Remedy’s Control is a title we are really looking forward to. And according to its director, Mikael ‘Mixu’ Kasurinen, the game will be using a new physics engine that the team cannot reveal just yet.
As Kasurinen told VG247:
“There are elements to it that I’m not sure I can talk about. We have an awesome physics engine, that’s what I can tell you. We’re using middleware, but I’m not sure it’s information we can release yet.
I feel like there’s an opportunity with physics-based gameplay that I think some games have attempted in the past – great games like Psi-Ops and Second Sight, which we really like – but it was also limited in a way. I’m not saying Psi-Ops is a bad game, but they took an approach where you felt the limitations of the physics.
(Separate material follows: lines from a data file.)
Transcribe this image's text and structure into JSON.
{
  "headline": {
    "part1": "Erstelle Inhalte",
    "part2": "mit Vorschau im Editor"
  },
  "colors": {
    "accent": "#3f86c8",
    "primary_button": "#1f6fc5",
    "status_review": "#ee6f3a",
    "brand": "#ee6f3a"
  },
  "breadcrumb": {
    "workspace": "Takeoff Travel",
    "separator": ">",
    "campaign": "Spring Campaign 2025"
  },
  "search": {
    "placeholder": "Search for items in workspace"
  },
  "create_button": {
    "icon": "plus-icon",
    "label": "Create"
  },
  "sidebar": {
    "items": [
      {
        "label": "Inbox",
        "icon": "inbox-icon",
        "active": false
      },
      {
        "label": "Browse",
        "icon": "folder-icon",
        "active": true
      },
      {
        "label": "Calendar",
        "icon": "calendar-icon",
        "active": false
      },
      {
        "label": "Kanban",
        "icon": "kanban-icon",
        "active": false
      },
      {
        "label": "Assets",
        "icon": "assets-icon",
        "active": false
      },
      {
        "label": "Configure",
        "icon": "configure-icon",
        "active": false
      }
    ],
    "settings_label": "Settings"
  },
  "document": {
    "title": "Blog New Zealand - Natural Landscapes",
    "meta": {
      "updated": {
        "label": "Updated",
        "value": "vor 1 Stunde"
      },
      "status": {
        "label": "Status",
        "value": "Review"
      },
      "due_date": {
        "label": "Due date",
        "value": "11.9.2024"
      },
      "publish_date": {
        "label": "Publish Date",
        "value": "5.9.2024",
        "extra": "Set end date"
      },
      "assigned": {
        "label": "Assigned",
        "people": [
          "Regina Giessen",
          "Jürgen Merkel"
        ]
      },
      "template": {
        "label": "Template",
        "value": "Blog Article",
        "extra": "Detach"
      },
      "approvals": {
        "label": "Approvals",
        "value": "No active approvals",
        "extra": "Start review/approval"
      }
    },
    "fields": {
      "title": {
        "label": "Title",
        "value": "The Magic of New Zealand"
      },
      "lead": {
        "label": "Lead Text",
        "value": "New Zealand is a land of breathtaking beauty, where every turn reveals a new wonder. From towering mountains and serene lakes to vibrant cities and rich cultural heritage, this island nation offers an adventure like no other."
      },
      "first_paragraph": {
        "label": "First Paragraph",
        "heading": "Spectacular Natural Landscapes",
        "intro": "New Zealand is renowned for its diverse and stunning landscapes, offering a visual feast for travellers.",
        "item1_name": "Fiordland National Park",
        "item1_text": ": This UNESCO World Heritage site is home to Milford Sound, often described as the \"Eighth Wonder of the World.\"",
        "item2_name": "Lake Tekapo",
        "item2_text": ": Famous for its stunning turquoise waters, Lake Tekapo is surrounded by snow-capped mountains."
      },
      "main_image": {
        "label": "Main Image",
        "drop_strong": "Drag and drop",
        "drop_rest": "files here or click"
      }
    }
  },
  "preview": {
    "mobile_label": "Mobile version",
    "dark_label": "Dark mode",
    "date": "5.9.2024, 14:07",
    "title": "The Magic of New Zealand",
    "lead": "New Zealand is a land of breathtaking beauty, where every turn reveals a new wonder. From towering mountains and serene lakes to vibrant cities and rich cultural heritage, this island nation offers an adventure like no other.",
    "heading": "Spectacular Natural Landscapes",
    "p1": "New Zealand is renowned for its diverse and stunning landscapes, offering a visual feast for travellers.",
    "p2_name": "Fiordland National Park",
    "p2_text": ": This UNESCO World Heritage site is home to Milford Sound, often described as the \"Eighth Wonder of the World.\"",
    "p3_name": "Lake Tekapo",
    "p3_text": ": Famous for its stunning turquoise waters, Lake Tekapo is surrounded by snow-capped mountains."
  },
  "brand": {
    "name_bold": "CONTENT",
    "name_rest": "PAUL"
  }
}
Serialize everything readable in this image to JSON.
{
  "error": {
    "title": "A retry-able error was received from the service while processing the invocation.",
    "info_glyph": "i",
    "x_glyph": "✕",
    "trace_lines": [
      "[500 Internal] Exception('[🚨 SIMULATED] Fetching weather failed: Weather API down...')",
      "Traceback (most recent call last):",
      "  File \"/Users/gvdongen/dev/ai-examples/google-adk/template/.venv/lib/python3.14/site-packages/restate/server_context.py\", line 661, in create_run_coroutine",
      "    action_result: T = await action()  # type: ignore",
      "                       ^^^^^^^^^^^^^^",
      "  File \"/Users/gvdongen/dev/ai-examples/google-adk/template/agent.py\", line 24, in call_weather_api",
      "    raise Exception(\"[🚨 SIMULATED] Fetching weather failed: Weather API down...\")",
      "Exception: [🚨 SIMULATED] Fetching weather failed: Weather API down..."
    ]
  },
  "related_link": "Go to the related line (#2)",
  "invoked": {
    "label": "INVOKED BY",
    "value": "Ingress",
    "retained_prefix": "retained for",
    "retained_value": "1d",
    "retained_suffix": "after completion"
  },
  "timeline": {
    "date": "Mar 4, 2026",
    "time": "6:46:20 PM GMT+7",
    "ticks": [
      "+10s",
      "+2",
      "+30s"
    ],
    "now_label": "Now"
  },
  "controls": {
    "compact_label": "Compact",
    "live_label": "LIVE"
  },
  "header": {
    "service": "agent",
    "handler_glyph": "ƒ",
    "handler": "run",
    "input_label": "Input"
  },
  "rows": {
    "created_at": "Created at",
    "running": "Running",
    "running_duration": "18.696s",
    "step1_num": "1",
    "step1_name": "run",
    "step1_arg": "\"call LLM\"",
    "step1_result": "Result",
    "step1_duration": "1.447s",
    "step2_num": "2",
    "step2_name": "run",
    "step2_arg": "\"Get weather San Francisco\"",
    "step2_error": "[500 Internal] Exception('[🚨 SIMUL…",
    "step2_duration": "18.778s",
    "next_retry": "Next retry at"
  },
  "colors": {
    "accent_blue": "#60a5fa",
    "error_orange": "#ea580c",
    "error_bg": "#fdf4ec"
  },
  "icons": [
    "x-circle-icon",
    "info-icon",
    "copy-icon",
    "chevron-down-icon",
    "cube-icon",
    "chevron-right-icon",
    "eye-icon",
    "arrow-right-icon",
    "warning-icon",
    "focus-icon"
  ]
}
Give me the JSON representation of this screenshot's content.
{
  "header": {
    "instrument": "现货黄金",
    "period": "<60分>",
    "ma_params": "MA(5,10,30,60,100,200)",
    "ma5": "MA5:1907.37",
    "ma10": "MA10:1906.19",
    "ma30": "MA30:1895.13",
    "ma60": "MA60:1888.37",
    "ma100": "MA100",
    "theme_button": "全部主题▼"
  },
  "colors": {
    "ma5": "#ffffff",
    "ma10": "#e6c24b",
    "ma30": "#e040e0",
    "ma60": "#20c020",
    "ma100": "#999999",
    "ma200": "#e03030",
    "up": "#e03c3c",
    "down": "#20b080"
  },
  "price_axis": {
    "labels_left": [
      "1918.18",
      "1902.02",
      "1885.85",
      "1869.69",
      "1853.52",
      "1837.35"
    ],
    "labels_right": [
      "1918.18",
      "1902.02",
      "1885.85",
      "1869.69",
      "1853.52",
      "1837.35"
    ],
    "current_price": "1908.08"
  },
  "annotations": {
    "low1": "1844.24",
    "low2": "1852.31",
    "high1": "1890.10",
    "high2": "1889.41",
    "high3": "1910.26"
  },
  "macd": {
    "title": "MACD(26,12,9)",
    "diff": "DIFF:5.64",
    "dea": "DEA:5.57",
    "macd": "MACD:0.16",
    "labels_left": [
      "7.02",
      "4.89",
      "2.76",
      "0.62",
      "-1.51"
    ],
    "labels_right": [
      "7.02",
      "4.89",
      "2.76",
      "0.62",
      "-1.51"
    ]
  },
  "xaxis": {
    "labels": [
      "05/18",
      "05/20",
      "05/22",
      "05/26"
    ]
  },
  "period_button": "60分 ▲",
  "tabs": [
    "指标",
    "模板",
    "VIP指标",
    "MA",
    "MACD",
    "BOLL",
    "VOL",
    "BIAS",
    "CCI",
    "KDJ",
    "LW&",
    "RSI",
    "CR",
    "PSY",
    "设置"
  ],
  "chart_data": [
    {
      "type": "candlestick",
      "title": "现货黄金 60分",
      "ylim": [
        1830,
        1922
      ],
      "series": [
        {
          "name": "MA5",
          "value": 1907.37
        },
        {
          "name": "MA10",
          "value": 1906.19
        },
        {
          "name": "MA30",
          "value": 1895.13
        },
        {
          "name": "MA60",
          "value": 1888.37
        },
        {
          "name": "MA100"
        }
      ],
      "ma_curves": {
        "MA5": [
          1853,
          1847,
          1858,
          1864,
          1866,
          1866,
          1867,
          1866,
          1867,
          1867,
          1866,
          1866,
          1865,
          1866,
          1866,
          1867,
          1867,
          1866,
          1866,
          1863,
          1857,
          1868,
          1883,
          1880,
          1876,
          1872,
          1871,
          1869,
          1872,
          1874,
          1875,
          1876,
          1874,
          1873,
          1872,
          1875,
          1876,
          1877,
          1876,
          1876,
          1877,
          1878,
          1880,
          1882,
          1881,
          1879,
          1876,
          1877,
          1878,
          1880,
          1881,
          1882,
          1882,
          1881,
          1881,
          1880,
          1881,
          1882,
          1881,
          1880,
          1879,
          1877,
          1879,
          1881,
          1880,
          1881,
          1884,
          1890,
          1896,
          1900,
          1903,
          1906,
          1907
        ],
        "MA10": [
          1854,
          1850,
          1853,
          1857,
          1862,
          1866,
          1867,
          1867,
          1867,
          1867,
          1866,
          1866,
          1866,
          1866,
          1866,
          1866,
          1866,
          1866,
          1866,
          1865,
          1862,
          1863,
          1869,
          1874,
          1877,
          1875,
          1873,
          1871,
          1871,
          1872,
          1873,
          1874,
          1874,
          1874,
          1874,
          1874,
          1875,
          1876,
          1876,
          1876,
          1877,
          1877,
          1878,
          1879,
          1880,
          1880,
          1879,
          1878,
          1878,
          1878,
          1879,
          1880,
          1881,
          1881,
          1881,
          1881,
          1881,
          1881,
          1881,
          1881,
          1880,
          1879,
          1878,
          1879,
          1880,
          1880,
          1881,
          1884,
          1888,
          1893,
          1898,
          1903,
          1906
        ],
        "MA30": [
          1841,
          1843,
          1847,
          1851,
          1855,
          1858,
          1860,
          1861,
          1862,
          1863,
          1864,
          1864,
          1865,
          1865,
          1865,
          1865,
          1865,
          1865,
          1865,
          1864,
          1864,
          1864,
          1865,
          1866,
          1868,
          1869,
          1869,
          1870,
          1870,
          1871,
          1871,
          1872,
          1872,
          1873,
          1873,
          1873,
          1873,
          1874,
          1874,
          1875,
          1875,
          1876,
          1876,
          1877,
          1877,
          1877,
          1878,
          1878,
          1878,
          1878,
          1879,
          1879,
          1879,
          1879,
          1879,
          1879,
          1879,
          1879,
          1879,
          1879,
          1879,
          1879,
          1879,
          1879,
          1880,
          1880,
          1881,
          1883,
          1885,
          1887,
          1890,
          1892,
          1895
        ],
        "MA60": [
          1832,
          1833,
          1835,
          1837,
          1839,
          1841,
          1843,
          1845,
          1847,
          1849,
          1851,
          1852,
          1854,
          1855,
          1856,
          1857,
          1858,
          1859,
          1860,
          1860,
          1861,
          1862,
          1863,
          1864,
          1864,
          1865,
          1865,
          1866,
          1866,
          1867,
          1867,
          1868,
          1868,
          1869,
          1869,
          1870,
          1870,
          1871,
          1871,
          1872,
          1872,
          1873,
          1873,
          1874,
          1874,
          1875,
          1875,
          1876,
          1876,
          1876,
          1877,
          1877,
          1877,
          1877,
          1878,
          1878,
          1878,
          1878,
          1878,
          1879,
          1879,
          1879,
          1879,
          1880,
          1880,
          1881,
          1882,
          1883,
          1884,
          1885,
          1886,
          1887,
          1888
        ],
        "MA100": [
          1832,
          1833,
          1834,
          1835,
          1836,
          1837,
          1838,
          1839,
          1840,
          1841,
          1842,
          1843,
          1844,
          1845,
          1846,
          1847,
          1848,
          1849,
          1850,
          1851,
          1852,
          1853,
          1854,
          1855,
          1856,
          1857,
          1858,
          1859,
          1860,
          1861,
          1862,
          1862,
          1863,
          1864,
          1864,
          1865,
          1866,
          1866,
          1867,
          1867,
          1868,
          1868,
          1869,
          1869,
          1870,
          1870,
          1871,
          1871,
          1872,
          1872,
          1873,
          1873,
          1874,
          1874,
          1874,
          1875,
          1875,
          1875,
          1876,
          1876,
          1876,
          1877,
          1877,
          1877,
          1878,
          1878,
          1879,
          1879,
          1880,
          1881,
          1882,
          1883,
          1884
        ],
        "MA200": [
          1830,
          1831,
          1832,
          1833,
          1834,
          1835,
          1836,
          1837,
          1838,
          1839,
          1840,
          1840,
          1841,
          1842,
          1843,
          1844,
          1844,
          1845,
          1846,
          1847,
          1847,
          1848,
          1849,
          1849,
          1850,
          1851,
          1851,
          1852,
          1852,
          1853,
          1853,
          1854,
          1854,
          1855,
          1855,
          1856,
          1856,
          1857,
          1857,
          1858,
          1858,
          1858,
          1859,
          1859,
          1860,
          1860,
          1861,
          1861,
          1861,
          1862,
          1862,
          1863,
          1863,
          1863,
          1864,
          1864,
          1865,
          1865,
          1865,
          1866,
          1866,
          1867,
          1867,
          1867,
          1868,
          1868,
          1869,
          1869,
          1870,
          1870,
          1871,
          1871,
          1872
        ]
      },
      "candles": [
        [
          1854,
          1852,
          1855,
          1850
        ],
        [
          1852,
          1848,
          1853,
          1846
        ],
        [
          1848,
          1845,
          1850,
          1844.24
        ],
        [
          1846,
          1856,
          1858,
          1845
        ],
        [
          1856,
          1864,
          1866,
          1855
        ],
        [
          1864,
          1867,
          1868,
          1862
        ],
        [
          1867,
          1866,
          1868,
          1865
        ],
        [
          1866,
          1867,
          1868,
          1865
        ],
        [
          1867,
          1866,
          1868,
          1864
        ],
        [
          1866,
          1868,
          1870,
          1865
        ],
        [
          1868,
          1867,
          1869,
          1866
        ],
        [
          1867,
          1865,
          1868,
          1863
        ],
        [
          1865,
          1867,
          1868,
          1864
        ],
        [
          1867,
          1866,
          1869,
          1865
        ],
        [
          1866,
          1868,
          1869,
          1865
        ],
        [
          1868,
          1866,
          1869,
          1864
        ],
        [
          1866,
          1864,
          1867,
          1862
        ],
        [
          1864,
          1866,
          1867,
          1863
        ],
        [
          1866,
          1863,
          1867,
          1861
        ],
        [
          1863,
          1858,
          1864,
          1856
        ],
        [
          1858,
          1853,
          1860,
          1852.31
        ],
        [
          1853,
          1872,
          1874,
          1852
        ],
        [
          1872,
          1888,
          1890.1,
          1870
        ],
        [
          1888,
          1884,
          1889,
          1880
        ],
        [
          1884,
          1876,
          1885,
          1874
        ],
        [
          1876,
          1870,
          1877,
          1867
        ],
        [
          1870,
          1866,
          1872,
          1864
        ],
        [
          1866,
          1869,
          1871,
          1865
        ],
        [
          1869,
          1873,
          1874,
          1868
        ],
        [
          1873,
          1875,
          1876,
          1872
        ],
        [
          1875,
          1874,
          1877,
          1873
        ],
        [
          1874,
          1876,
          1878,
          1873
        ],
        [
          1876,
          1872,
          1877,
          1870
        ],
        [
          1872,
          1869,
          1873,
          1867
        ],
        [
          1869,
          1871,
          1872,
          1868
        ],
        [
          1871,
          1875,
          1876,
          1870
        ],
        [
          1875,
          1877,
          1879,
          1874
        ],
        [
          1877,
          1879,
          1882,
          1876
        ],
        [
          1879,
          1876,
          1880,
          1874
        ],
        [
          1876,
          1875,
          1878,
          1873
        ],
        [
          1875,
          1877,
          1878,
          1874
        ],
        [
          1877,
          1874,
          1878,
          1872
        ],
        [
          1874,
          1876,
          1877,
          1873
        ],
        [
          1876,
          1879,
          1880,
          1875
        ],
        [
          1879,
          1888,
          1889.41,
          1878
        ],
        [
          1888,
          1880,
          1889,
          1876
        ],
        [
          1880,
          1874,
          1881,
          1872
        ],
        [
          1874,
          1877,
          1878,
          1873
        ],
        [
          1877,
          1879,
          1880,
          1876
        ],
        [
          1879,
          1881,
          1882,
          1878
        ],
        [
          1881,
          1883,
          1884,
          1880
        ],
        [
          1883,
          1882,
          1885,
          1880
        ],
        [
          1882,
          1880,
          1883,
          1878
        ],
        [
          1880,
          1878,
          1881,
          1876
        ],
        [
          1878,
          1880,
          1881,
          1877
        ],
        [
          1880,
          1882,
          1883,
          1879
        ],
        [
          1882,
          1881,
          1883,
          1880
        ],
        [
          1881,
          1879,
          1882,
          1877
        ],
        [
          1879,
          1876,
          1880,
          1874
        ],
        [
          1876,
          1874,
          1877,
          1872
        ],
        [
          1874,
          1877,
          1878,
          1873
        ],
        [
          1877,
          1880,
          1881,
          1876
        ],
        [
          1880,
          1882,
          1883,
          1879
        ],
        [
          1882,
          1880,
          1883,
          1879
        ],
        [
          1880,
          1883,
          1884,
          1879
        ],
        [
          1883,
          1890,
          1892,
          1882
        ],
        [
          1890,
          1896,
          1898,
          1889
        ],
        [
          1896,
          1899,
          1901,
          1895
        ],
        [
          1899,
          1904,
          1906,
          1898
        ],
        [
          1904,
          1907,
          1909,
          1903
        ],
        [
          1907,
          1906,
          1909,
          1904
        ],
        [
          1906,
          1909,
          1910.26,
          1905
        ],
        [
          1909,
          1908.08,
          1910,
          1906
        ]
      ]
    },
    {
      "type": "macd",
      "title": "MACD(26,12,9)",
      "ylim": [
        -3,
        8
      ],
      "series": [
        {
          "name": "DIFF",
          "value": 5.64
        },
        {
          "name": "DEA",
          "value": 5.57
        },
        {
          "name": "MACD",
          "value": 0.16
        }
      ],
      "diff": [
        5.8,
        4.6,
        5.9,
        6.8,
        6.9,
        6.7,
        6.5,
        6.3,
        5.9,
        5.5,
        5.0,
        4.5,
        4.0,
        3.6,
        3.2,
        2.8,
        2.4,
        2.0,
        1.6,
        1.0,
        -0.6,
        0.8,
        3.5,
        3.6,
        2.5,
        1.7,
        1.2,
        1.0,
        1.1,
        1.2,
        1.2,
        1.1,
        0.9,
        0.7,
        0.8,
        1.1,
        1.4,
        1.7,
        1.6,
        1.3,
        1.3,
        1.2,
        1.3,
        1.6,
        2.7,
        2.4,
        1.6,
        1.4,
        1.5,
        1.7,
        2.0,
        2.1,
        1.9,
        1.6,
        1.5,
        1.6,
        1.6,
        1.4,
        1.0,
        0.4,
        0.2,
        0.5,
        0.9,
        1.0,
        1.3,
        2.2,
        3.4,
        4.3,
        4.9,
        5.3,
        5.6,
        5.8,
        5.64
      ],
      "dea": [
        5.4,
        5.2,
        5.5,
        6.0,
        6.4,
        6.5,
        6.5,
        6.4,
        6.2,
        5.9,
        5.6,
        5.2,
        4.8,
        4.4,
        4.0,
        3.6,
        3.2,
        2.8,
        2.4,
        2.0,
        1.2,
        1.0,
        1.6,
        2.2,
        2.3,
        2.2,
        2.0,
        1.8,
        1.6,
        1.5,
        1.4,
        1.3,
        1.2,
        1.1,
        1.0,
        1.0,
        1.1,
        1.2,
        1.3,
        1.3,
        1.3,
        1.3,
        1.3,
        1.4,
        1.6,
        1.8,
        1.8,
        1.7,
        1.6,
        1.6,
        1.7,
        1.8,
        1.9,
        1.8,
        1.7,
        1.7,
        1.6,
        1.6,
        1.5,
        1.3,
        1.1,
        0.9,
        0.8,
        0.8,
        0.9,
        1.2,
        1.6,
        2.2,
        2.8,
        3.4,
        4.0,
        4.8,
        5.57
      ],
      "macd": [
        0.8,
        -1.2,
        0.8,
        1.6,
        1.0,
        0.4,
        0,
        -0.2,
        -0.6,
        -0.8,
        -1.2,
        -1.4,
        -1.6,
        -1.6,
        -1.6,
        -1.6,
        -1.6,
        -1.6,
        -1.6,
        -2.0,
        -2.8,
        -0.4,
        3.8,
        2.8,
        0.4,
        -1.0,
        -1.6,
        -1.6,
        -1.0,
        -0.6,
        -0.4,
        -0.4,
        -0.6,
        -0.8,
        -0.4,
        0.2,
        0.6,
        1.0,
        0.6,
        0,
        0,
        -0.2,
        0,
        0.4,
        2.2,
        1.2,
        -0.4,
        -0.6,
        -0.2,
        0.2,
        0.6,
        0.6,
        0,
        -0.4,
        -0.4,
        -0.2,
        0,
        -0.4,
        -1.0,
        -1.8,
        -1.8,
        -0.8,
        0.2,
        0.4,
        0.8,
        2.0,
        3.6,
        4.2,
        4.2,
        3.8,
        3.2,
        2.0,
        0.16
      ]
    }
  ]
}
We didn’t want to have it like: ‘Here’s this table you can pick up, but you can’t pick up the chair’. We wanted to have it so if it looks like you can pick it up, you can. If it looks like you can destroy it, you can.”
Now this really sounds great as it’s been a while since we saw a physics-based triple-A title. To Kasurinen’s credit, all the gameplay trailers for Control showcased this advanced new physics engine so this does not seem like a PR or an over-hyped statement.
Control will also take advantage of real-time ray tracing, so it will be interesting to see how the game will perform on the PC platform as Quantum Break – Remedy’s previous game – requires a really high-end GPU in order to be enjoyed with 60fps at 1080p (without its re-construction techniques).
John is the founder and Editor in Chief at DSOGaming. He is a PC gaming fan and highly supports the modding and indie communities. Before creating DSOGaming, John worked on numerous gaming websites. While he is a die-hard PC gamer, his gaming roots can be found on consoles. John loved – and still does – the 16-bit consoles, and considers SNES to be one of the best consoles. Still, the PC platform won him over consoles. That was mainly due to 3DFX and its iconic dedicated 3D accelerator graphics card, Voodoo 2. John has also written a higher degree thesis on the “The Evolution of PC graphics cards.”